Huge hidden ocean discovered under Chinese basin

A satellite view of the Tarim basin, which lies in the same area as China's largest desert (NASA)

Chinese scientists have found what they believe is a massive hidden ocean hidden underneath a basin in the northwestern Xinjiang – one of the driest areas on earth, South China Morning Post reported.

The amount of salt water hidden underneath the Tarim basin could equal 10 times the amount of water found on all five on the Great Lakes in the U.S.

Scientists think that the water built up from melting snow trickling down from the mountains around the basin.

“This is a terrifying amount of water… Never before have people dared to imagine so much water under the sand,” said Li Yan, a professor who led the study at the Chinese Academy of Sciences’ Xinjiang Institute of Ecology and Geography in Urumqi, the Xinjiang capital.

Our definition of desert may have to change,” he added.

While the basin is widely known to contain rich oil reserves, accessing them requires large amounts of water.

Like many scientific discoveries, Li’s team found the hidden ocean by accident.

“We were after carbon, not water,” he said.

In an effort to better understand climate change, Chinese scientists have been searching for certain regions where carbon dioxide is absorbed. These regions are known as “carbon sinks,” such as forests and oceans.

And a decade ago, Li’s team discovered large amounts of carbon dioxide disappearing without trace in Tarim, and set out to find what was happened.

Li said his team would collaborate with other research teams to find out if similar “oceans” could exist underneath other large deserts.

At over 900,000 square kilometers in area, the Tarim is the world’s largest landlocked basin.
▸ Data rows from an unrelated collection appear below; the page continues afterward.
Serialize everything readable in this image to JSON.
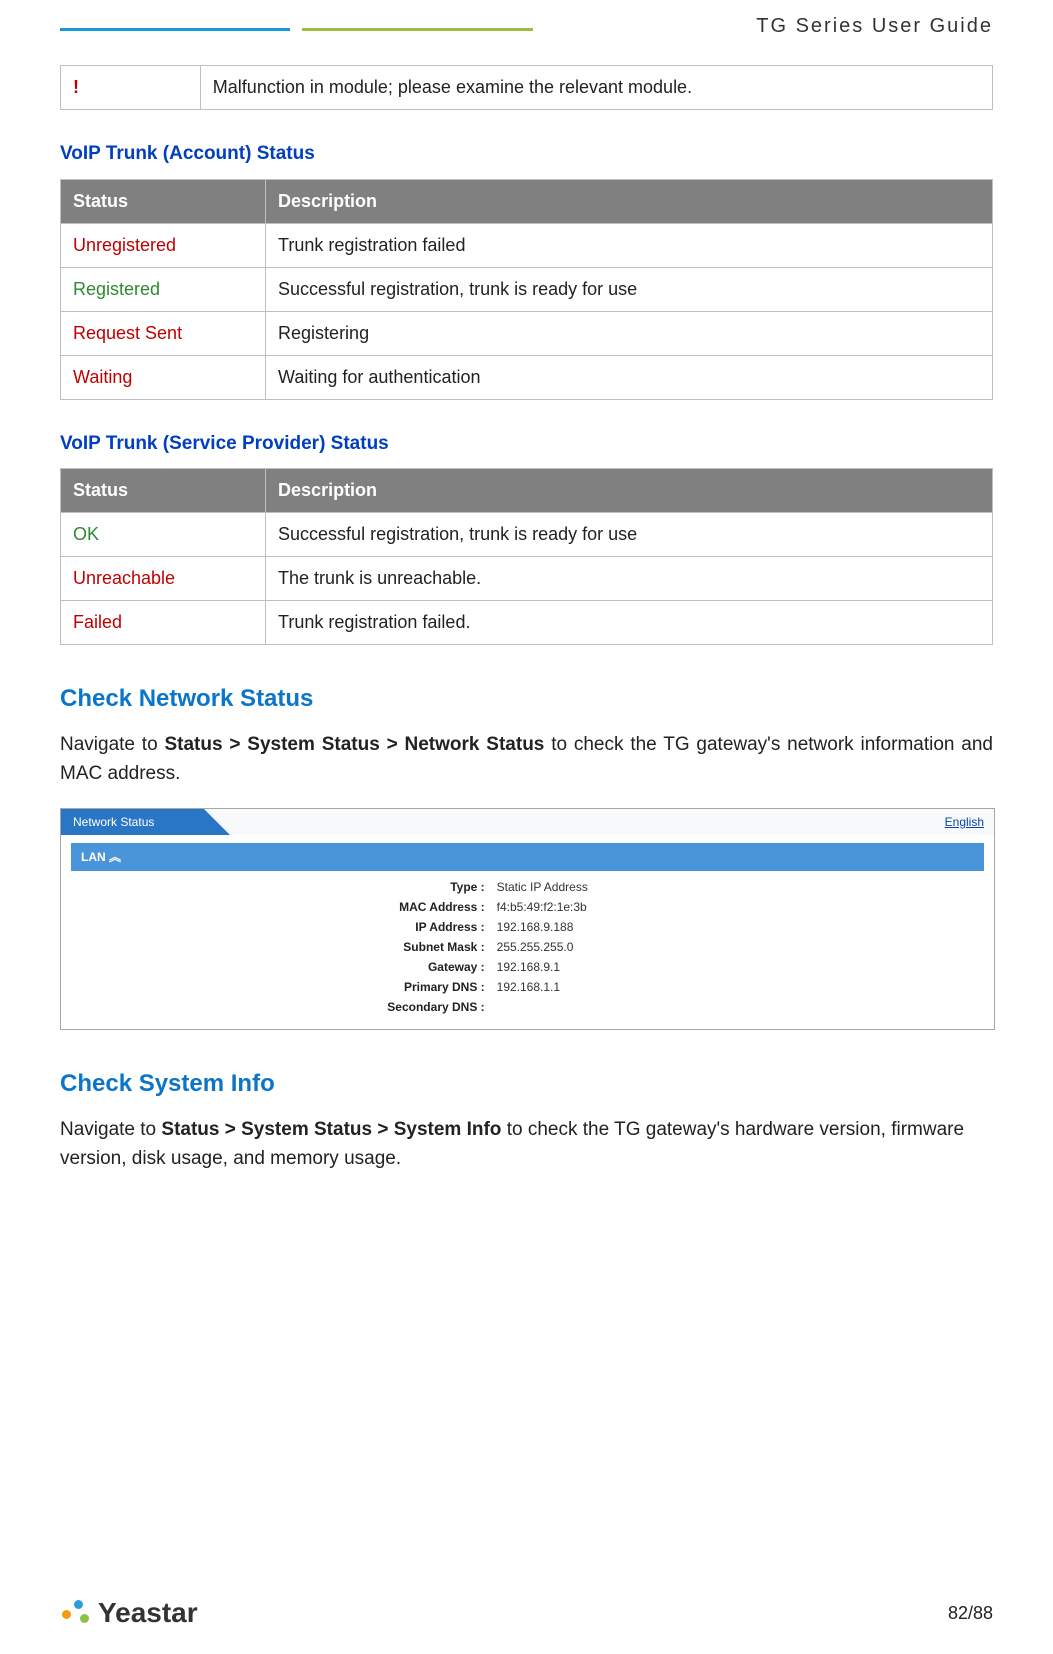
{
  "header": {
    "guide_title": "TG  Series  User  Guide"
  },
  "malfunction": {
    "icon": "!",
    "text": "Malfunction in module; please examine the relevant module."
  },
  "section1": {
    "title": "VoIP Trunk (Account) Status",
    "col_status": "Status",
    "col_desc": "Description",
    "rows": [
      {
        "status": "Unregistered",
        "class": "red",
        "desc": "Trunk registration failed"
      },
      {
        "status": "Registered",
        "class": "green",
        "desc": "Successful registration, trunk is ready for use"
      },
      {
        "status": "Request Sent",
        "class": "red",
        "desc": "Registering"
      },
      {
        "status": "Waiting",
        "class": "red",
        "desc": "Waiting for authentication"
      }
    ]
  },
  "section2": {
    "title": "VoIP Trunk (Service Provider) Status",
    "col_status": "Status",
    "col_desc": "Description",
    "rows": [
      {
        "status": "OK",
        "class": "green",
        "desc": "Successful registration, trunk is ready for use"
      },
      {
        "status": "Unreachable",
        "class": "red",
        "desc": "The trunk is unreachable."
      },
      {
        "status": "Failed",
        "class": "red",
        "desc": "Trunk registration failed."
      }
    ]
  },
  "netstatus": {
    "heading": "Check Network Status",
    "para_pre": "Navigate to ",
    "para_bold": "Status > System Status > Network Status",
    "para_post": " to check the TG gateway's network information and MAC address.",
    "panel": {
      "tab": "Network Status",
      "lang": "English",
      "lan": "LAN ︽",
      "fields": {
        "Type": "Static IP Address",
        "MAC Address": "f4:b5:49:f2:1e:3b",
        "IP Address": "192.168.9.188",
        "Subnet Mask": "255.255.255.0",
        "Gateway": "192.168.9.1",
        "Primary DNS": "192.168.1.1",
        "Secondary DNS": ""
      },
      "labels": {
        "Type": "Type :",
        "MAC Address": "MAC Address :",
        "IP Address": "IP Address :",
        "Subnet Mask": "Subnet Mask :",
        "Gateway": "Gateway :",
        "Primary DNS": "Primary DNS :",
        "Secondary DNS": "Secondary DNS :"
      }
    }
  },
  "sysinfo": {
    "heading": "Check System Info",
    "para_pre": "Navigate to ",
    "para_bold": "Status > System Status > System Info",
    "para_post": " to check the TG gateway's hardware version, firmware version, disk usage, and memory usage."
  },
  "footer": {
    "brand": "Yeastar",
    "page": "82/88"
  }
}
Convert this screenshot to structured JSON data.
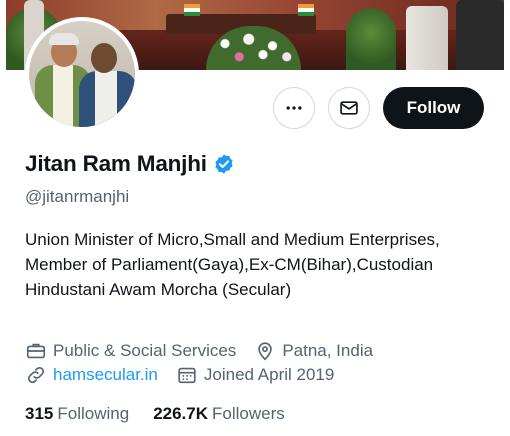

It is also home to China’s biggest desert of Taklimakan.


Last Update: Wednesday, 20 May 2020 KSA 09:48 - GMT 06:48